generally a blend of black teas and bergamot oil. The Chinese bitter orange,
besides being introduced in Spain and Sicily was also grown on the Italian mainland around
where it gradually changed its form to citrus aurantium sub-species, bergamot.
During the 18th and 19th centuries the oil from bergamot was used to flavour snuff and gin and subsequently tea.
The likely connection is that during the Earl's time, the Greek island of Corfu was the world's leading market for
as well as the Mediterranean base for the
British Royal Navy
Although the Earl wasn't in the Navy, some of his friends may have introduced him to the oil or maybe there was a fortunate accident.
Another likely explanation of Earl Grey's link to the tea lies in the fact that when tea was coming to public attention
he was an extremely popular reforming prime minister of Britain.
For generations, the tea firms of Twinings and Jacksons have been arguing over
which firm was used by the Earl to blend his tea.
In a way, the question became superfluous when
Twinings bought out Jacksons in 1990.
Refers to tea grown in this mountain area of India.

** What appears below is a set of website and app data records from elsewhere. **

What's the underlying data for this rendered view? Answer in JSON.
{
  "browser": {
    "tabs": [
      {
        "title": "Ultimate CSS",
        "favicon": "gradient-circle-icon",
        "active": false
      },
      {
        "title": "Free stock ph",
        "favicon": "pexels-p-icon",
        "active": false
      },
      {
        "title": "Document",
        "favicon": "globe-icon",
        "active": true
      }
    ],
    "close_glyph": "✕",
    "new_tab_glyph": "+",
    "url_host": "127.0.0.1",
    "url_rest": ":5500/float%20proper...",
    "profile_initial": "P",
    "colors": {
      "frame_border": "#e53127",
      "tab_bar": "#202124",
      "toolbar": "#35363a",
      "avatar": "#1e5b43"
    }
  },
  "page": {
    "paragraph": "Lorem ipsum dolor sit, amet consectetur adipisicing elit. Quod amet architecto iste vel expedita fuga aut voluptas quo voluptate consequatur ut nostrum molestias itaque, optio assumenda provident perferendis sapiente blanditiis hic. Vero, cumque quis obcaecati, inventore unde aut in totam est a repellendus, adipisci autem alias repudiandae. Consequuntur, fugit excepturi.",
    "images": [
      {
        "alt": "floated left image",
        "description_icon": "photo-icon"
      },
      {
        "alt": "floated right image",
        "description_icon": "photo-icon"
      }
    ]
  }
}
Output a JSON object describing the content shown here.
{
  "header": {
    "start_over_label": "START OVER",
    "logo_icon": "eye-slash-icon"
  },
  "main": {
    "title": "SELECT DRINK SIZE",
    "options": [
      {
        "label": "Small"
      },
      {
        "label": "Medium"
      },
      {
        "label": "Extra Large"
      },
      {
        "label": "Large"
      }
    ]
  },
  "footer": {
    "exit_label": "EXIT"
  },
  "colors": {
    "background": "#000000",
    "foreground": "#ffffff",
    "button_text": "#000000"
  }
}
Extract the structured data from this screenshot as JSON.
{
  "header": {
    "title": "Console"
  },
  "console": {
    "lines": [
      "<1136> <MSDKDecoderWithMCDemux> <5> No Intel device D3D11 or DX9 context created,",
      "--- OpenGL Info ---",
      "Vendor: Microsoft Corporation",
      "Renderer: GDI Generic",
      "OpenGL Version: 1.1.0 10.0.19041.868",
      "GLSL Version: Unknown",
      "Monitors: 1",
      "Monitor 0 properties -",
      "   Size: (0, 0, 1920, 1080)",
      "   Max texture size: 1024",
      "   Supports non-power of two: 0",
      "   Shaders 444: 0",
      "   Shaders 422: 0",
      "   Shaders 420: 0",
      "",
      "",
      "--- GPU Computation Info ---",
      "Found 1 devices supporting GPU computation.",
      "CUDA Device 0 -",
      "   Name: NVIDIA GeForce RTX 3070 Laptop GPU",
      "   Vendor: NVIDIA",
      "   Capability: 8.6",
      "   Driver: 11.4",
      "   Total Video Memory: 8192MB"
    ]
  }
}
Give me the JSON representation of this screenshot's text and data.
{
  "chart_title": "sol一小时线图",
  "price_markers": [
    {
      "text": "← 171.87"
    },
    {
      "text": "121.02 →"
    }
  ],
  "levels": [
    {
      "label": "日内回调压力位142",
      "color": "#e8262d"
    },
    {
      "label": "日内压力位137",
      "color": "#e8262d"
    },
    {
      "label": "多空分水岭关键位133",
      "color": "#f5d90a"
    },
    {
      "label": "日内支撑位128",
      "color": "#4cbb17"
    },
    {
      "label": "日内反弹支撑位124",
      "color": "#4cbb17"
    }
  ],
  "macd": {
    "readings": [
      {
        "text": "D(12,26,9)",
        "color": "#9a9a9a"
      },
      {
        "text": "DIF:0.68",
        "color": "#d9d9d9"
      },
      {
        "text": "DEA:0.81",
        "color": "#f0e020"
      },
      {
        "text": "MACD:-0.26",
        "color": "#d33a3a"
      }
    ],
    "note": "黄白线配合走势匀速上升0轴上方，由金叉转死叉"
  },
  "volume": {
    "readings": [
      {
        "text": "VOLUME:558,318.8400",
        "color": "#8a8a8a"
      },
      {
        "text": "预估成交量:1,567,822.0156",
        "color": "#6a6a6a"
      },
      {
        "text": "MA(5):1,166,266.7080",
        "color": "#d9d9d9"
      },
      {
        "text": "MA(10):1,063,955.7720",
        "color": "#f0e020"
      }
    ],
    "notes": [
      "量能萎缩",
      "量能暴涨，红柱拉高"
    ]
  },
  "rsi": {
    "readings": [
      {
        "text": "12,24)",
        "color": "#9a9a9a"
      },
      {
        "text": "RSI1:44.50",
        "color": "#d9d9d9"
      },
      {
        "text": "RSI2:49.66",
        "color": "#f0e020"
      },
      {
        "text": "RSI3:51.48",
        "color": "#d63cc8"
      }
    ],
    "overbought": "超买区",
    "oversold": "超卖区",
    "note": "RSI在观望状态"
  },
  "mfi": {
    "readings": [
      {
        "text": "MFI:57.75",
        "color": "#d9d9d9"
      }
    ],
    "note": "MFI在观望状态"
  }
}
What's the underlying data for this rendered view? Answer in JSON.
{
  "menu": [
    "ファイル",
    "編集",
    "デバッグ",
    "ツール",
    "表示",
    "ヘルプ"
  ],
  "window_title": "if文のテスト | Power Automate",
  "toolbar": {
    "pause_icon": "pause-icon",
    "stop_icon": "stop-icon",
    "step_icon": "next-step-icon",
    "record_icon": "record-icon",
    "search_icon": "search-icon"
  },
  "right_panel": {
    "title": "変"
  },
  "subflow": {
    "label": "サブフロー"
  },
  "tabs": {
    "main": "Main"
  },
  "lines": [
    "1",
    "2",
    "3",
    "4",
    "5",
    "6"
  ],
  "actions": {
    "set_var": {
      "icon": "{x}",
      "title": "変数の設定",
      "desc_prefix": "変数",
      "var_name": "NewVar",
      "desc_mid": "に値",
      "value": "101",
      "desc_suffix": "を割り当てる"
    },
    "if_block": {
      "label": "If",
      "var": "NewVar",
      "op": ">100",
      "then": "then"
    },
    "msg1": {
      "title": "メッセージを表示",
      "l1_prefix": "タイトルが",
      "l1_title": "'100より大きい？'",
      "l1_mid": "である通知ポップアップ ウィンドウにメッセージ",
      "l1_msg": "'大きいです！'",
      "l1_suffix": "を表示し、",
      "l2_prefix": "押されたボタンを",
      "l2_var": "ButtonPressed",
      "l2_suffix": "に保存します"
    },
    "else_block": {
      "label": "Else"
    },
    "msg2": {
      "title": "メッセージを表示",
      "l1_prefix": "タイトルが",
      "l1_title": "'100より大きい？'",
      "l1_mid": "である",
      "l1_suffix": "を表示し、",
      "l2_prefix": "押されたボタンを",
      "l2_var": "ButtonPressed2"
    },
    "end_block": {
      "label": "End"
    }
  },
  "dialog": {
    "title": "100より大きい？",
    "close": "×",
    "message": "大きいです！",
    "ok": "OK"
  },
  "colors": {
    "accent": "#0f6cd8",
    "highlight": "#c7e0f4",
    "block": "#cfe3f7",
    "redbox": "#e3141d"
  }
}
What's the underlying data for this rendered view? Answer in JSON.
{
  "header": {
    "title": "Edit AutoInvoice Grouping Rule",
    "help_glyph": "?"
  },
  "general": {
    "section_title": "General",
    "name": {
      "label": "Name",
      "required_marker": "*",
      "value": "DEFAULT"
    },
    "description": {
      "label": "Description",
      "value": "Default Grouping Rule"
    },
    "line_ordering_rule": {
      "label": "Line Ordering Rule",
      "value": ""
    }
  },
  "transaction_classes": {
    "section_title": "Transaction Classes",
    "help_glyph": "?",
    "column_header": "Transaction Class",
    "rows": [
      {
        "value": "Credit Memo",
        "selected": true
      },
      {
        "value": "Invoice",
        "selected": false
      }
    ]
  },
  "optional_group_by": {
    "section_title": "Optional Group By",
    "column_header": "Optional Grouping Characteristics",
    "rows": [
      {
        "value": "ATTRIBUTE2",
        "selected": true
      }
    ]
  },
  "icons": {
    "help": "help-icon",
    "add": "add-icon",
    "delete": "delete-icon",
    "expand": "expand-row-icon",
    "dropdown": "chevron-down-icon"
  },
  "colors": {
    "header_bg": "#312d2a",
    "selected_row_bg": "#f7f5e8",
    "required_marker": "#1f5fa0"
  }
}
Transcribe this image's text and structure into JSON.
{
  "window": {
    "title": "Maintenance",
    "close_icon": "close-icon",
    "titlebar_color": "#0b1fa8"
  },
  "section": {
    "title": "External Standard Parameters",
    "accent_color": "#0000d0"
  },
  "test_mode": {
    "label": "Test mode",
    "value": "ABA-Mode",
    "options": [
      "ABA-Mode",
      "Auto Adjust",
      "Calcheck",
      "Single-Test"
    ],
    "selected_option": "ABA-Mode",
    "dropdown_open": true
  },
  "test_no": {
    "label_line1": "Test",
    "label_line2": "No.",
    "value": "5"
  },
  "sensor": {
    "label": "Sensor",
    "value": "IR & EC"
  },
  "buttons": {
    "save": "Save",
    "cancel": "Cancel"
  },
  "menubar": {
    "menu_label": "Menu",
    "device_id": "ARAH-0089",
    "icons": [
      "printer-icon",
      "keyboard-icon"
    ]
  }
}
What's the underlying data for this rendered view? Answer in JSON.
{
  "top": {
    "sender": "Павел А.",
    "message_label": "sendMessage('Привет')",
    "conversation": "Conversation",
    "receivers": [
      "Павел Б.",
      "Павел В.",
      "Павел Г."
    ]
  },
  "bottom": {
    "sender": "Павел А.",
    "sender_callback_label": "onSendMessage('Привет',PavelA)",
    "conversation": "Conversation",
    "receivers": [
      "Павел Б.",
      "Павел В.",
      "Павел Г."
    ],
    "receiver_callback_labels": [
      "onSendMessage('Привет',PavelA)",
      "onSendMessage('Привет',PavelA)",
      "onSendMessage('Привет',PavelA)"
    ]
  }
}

The mountain altitude and
gentle misting rains of the region, produce a unique full bodied but light with a subtly lingering aroma reminiscent of
Reserved for afternoon use, it is traditionally offered to guests plain. One might take a lemon with it, if the Darjeeling were of the highest grade, but never milk.
(Milk would "bury" the very qualities that make it unique.)
Is the most famous of China's black teas. Because of its subtle and complex
nature, it is considered the "burgundy of teas". It is a mellow tea that will stand alone as well as support sugar and/or milk.
Because of its "wine-like" quality, lemon should not be offered as the combined tastes are too tart.
In 1875 a young entrepreneur, Yu Quianchen, began producing black tea in the county of Qimenin
southwestern Anhui province of China,
where before only average quality green tea had been produced.
Since then Keemun has gained a reputation for an indescribable flavor, with hints of smoky pine, orchid,
crushed apple and a rich sweet taste.
Pu-er teas are post "fermented" (oxidized) teas. Teas which are allowed to fully fermented and then water is sprinkled on the
leaves to allow them to ferment again are known as post-fermented tea. They are named after a
tea-trading town by the same name in China's southern Yunnan province. The leaf
used is from the broad leaf variety. It is well known and respected for it's
medicinal uses of lowering cholesterol, expelling toxins, combating heat in the
body, and general fatigue. This tea is oxidized to a degree that lies between
oolong and black teas. The leaves are withered, rolled; fermented and dried
using similar methods but are then left to age in cool cellars. Sometimes the
leaves are steamed after drying or pressed into forms and then dried. Pu-er can
be aged from anywhere from one to sixty or more years, generally the more aged
the more preferred. Its flavor has an elemental or earthy smooth taste that is
quite distinct and appreciated.